EXERCISE » Pull every "цена" line out of the data below.

Web page and app entries »
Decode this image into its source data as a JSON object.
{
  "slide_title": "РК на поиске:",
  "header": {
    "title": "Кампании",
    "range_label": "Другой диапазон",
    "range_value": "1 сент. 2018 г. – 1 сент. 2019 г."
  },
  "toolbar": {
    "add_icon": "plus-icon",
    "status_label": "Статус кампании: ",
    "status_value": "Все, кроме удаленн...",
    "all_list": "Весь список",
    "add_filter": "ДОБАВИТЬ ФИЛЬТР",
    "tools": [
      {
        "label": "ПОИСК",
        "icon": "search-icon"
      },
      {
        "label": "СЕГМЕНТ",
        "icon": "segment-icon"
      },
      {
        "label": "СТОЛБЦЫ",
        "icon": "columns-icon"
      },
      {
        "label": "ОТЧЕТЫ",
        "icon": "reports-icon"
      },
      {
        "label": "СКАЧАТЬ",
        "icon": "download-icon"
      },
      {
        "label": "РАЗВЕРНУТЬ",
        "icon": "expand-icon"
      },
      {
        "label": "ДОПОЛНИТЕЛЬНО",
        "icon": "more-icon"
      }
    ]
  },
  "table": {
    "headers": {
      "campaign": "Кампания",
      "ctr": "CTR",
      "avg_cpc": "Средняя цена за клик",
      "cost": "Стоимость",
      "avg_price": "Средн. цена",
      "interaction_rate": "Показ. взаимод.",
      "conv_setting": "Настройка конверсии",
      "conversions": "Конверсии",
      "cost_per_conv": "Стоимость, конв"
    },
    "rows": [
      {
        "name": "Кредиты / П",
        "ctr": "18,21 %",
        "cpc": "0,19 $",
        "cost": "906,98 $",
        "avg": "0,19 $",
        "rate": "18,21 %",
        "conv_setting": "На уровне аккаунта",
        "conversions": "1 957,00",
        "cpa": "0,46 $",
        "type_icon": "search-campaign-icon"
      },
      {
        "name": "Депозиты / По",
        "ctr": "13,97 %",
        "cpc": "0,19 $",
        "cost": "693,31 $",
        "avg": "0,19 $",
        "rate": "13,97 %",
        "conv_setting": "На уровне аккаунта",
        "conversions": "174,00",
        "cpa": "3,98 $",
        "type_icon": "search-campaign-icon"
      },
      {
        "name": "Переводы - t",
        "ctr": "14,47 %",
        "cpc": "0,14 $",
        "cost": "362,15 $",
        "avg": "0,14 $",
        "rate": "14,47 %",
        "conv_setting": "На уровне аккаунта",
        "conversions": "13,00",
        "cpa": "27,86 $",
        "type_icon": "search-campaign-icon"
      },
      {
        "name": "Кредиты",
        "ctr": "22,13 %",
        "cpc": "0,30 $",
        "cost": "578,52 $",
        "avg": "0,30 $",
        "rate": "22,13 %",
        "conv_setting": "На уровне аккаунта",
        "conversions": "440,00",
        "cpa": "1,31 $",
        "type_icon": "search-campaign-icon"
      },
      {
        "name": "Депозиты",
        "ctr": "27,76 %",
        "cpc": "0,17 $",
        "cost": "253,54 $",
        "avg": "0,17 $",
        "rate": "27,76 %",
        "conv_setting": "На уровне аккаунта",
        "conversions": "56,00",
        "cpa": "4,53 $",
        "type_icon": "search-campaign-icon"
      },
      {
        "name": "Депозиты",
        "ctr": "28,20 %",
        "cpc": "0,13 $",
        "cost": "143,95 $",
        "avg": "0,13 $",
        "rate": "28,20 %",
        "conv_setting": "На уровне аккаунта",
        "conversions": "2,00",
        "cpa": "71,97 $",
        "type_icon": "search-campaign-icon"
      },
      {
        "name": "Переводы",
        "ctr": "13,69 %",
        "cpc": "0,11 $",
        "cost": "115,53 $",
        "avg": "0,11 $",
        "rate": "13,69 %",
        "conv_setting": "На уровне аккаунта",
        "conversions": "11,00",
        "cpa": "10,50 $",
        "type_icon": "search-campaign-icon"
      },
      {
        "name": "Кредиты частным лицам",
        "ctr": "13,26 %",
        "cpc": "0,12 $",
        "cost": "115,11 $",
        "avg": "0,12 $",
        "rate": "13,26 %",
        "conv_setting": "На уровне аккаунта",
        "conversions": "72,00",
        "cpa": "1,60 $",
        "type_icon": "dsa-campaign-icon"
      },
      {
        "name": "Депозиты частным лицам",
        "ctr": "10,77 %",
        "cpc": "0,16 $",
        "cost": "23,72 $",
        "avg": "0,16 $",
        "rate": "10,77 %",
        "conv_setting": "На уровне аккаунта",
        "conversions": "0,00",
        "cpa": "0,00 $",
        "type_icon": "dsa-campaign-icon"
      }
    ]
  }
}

EXERCISE RESULT »
      "avg_cpc": "Средняя цена за клик",
      "avg_price": "Средн. цена",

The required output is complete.